Continue reading “New Record for Organic Solar Cells and other stuff”
Almost a year ago, I already discussed the photocurrent in organic bulk heterojunction solar cells. Also, recently I posted about the difficulties to determine the dominant loss mechanism from the short circuit current density dependence on the light intensity. Today, I would like to extend these statements to the photocurrent in somewhat more general terms.
The figure to the right contains the simulated photocurrent for a bulk heterojunction solar cell of 100nm thickness at room temperature. Parameters were chosen according to typical experimentally determined values for P3HT:PCBM solar cells: Bimolecular Langevin recombination with a reduction factor of 0.1 and electron and hole mobility of 10-4m2/Vs were assumed (is it possible I never discussed this reduction really? Seems so, just mentioned it with references here). The top graph shows the photocurrent, in the lower graph the photocurrent was divided by the illumination density in terms of suns (thus, the current densities given on the y-axis are only correct for 1 sun). Consequently, if the photocurrent scales linearly with the light intensity, all curves should coincide. Let me remind you that this was interpreted by different groups (Street et al. among them, but not the first to follow this explanation) as a sign of first order recombination.

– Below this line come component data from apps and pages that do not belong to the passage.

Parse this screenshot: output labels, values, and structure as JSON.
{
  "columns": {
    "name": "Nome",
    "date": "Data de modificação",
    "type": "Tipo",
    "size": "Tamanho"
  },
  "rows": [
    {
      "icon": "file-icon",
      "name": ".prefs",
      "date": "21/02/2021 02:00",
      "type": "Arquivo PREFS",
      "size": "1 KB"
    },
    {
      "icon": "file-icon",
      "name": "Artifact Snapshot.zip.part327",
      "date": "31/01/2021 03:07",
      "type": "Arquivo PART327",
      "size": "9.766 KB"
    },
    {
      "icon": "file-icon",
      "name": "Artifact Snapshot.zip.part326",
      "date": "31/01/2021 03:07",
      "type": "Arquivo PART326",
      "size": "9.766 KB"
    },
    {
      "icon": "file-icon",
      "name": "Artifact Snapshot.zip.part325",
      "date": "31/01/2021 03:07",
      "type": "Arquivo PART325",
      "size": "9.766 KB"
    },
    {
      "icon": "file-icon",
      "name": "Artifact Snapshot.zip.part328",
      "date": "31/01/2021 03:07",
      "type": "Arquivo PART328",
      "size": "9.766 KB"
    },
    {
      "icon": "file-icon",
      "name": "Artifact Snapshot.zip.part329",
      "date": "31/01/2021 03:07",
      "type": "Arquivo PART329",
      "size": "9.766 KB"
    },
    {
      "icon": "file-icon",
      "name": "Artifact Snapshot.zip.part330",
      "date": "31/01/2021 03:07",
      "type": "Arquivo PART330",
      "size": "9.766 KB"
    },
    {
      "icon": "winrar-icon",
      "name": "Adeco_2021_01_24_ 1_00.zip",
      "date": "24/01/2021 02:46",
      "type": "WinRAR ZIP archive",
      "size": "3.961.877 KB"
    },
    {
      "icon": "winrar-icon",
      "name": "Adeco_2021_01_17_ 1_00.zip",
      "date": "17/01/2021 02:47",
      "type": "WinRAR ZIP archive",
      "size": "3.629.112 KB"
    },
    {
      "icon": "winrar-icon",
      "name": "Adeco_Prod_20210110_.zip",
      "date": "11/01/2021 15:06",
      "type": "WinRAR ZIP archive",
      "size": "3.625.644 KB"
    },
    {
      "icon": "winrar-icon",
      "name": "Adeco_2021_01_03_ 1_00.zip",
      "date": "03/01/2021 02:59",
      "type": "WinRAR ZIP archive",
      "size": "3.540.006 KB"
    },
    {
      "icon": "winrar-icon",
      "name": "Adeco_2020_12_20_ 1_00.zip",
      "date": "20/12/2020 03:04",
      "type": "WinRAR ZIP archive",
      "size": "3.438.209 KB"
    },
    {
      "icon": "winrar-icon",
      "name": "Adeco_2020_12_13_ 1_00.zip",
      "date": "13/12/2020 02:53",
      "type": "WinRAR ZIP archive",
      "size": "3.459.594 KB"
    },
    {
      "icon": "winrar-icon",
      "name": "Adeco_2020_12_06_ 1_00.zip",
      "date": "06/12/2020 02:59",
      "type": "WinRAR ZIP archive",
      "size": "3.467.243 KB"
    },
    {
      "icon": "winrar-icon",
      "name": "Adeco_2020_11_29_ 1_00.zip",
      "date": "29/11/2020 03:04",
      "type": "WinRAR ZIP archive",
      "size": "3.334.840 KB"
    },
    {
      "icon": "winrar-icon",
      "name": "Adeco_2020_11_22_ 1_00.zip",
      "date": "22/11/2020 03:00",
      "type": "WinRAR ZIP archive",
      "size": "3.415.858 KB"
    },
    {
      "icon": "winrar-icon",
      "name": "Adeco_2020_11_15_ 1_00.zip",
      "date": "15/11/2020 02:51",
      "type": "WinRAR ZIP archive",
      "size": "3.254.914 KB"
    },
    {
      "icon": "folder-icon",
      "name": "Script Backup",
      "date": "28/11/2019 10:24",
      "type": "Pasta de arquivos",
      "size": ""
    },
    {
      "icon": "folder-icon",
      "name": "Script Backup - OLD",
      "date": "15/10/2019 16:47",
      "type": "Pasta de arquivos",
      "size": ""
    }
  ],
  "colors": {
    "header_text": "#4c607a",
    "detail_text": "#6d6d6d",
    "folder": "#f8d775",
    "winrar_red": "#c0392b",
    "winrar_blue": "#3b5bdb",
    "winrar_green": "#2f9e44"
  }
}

Continue reading “Photocurrent in organic solar cells – Part 2 [Update]”